How we choose to respond to the three subjects above will be crucial to determining where we go next and what results we create. We could choose to expect businesses and governments to shoulder the responsibility of fixing the problems; laying the blame squarely at their feet and relying on their power to deliver answers. However this might be counterproductive if every day we choose to buy coffee in disposable cups with plastic lids, eat shrimp without verifying where it was fished from, and drive cars with big engines. A lasting shift towards a more positive future is unlikely to occur from the masses assuming a powerless, victim role; we have become weakened and lazy from living within the confines of that paradigm for long enough. Perhaps lasting change is more likely to occur if we choose the tougher road of dispelling our ignorance and powerless stance, and instead embracing awareness, discipline, passion, responsibility and courage. A perfect antidote to toxins entering at the base of a food chain and becoming concentrated up the chain, is for new thinking and action to be embraced at the grassroots level and create a spiraling bottom-up approach.
The conference ended with a sharing of ideas for how we can all embrace change in whatever small or large way it is within our sphere of influence to do. Ideas that were offered from attendees, included such simple ones as “carry your own cup everywhere”, “observe nature and keep a record”, “talk to kids and get them outside in the natural world”, “check how and where your seafood is fished”, “watch your personal habits and always leave things better than you found them”.

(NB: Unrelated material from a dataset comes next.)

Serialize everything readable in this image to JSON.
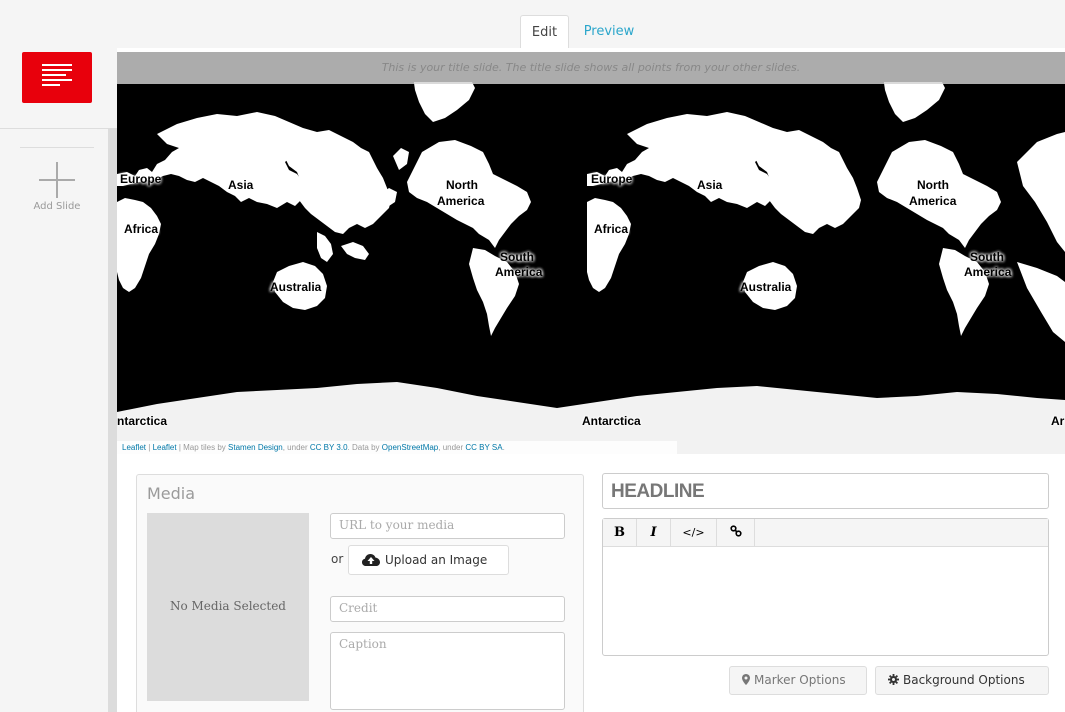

Sometimes the small things in life are the hardest; they are not exciting, they do not go ‘bang’ and they do not show big results fast. But, it is the small things as well as the large that make a difference, just as it requires the participation of many people from many walks of life. Whatever we make of our world today and tomorrow, we can be sure that it will be a product of us all, whether directly or indirectly. The American Cetacean Society conference served to engender an attitude of positive participation; of choosing freely to be actively involved. Because, after all, who wants to play the cowardly, disempowered sidekick in a movie, when, deep down, we all have the capacity to play a braver, wiser and more honorable role?